Please join us on April 27 as the Springfield Township Historical Society will take the show on the road to the Sandy Run Country Club for a program on the history of the golden age of the American country club. Guest speaker Anne Krulikowski, a former curator at Rockwood Museum in Wilmington, Delaware who now teaches at West Chester University, will examine the social, cultural, and architectural history of the American country club, which extended from 1890s until the Great Crash of 1929.
The Philadelphia region led the country in the development of these suburban institutions, which extended from sources such as men’s city clubs and resort casinos. The great suburban migration beginning in the 1890s increased the popularity of the sporting life for entire families desiring to lead a more active physical and social life all year round. Country club design became a notable part of some architectural practices and national architectural journals began featuring clubhouse designs and plans.
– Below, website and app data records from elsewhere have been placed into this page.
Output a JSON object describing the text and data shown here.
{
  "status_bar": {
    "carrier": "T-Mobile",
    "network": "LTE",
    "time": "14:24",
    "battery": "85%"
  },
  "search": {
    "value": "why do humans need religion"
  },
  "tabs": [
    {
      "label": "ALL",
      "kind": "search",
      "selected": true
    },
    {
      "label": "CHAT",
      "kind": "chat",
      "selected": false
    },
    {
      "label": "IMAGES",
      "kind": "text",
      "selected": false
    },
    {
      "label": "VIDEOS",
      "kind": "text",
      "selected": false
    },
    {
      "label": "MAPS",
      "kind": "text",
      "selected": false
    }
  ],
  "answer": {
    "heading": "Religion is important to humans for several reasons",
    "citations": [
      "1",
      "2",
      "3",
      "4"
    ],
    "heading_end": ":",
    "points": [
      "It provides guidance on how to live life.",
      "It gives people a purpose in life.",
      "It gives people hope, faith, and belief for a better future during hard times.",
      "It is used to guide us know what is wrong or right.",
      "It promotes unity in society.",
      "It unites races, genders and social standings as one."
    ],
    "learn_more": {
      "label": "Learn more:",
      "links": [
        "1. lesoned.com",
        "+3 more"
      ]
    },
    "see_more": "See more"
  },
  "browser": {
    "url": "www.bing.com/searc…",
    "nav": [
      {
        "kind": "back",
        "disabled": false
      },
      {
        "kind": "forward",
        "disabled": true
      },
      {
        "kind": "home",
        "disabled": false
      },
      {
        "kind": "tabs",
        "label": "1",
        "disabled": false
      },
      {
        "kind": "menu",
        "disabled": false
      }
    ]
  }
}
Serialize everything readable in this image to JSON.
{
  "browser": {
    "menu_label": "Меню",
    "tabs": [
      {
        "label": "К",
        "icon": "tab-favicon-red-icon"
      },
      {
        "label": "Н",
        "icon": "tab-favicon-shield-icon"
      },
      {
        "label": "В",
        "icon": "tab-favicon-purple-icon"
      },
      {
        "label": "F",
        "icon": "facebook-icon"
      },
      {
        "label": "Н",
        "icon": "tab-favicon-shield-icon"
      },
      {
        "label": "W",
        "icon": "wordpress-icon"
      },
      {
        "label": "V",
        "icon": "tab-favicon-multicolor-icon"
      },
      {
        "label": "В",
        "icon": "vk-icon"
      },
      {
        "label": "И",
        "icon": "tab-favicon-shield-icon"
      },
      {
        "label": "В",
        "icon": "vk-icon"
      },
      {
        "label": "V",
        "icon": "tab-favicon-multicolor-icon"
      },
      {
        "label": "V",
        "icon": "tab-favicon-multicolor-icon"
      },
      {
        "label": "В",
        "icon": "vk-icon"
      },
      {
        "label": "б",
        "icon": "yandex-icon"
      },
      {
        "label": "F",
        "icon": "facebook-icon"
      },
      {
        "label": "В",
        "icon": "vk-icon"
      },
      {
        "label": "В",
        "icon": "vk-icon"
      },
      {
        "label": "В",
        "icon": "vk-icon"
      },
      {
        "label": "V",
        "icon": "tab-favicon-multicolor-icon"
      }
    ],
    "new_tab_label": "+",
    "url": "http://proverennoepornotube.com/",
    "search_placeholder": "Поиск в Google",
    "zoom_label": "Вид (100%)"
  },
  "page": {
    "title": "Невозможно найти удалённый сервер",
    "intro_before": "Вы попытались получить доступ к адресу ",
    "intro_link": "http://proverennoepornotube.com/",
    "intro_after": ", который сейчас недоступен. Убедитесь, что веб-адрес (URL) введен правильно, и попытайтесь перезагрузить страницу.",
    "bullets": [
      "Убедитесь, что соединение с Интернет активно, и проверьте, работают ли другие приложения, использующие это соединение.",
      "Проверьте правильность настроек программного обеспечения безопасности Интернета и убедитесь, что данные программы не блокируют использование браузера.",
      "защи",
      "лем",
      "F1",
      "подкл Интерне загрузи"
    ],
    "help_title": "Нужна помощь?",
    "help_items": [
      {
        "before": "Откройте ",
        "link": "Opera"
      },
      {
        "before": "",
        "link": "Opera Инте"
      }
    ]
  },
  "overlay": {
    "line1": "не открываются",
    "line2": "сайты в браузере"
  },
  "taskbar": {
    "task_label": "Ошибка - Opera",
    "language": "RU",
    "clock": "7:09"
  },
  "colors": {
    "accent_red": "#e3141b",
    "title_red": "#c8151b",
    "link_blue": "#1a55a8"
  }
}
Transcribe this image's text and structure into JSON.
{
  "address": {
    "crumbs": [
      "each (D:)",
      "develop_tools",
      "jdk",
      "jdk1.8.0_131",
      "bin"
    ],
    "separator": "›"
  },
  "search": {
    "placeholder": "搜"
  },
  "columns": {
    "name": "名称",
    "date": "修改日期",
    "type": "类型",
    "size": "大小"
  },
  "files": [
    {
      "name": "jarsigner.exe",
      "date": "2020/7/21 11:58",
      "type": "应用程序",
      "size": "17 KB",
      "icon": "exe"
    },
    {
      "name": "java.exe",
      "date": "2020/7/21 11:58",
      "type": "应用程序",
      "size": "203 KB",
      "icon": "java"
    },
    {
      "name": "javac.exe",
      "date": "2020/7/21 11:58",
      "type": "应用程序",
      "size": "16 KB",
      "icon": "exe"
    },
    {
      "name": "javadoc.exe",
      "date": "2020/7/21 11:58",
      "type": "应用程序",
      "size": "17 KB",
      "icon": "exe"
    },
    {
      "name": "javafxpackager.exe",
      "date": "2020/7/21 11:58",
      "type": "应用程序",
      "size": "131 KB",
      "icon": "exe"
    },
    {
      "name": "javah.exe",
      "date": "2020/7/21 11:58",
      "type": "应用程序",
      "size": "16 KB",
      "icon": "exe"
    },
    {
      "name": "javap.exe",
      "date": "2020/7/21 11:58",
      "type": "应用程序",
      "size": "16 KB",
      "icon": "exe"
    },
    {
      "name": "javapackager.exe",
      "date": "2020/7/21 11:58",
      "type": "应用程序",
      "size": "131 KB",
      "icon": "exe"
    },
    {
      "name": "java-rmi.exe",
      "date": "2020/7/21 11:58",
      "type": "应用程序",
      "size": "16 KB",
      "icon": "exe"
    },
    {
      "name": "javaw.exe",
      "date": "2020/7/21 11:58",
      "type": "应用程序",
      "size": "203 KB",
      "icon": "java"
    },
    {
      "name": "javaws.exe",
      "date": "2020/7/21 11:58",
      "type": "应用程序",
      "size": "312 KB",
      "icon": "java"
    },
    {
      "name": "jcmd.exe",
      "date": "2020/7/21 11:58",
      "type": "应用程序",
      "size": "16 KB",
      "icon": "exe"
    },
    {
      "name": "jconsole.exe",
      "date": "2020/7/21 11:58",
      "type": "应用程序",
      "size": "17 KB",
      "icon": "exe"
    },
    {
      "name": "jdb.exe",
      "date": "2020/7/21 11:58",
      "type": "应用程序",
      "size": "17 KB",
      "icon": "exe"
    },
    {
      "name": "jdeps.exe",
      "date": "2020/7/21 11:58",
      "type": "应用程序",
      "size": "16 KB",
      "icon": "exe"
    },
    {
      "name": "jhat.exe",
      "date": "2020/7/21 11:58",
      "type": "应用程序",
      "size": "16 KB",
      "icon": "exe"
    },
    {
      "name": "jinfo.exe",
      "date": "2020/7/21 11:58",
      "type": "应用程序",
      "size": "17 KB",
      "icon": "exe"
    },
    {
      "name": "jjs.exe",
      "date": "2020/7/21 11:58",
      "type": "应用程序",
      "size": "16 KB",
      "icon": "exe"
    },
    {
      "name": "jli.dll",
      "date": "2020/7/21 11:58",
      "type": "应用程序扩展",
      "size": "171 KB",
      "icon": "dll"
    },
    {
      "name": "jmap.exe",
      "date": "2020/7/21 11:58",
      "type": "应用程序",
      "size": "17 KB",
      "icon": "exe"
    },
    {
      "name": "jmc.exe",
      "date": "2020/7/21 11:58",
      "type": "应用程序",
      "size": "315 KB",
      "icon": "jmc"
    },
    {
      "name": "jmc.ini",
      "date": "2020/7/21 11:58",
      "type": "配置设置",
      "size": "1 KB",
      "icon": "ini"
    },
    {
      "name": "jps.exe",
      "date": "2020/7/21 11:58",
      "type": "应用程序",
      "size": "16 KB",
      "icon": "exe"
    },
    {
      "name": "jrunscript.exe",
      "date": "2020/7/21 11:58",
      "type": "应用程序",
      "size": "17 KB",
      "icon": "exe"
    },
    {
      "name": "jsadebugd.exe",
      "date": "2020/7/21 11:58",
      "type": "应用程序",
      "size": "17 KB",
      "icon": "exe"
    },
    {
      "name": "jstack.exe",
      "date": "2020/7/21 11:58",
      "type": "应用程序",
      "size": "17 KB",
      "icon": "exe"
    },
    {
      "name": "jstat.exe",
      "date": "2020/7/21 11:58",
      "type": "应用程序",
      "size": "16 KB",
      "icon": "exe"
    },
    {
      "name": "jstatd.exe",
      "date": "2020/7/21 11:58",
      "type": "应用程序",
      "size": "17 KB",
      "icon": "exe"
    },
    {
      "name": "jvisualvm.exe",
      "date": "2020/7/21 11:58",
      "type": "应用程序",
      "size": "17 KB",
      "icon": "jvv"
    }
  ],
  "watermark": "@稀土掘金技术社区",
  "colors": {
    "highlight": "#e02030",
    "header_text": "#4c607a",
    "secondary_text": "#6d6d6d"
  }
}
Among the country clubs discussed at the program will be Sandy Run Country Club, which was founded in 1923 under the name of Edgehill Country Club. Founder was J. Franklin Meehan, an architect and entrepreneur who enjoyed conceiving the idea for a club, finding the property, laying out the golf course, bringing together a number of kindred souls, and running the club during its formative years. The club subsequently acquired a part of the former I.D.H. Ralph estate, 115 acres at the southeast corner of Valley Green and Walnut Rds. The club took its current name in 1927 from the stream that runs through the property.
Krulikowski obtained her Ph.D. in American History and Material Culture from the University of Delaware. For five years she worked as Curator of Education and directed the docent program at Rockwood Museum. She now teaches material culture, public history, consumerism, and urban/suburban history in the History Department of West Chester University. Her publications include articles on working class suburbs, oral history, the serpentine stone quarry in Chester County, and urban grocery stores.
The program is open to the public. We suggest a $5 minimum donation to help with the cost of the special venue. Light refreshments will be provided and a cash bar will be available. For more information call the historical society at 215-233-4600.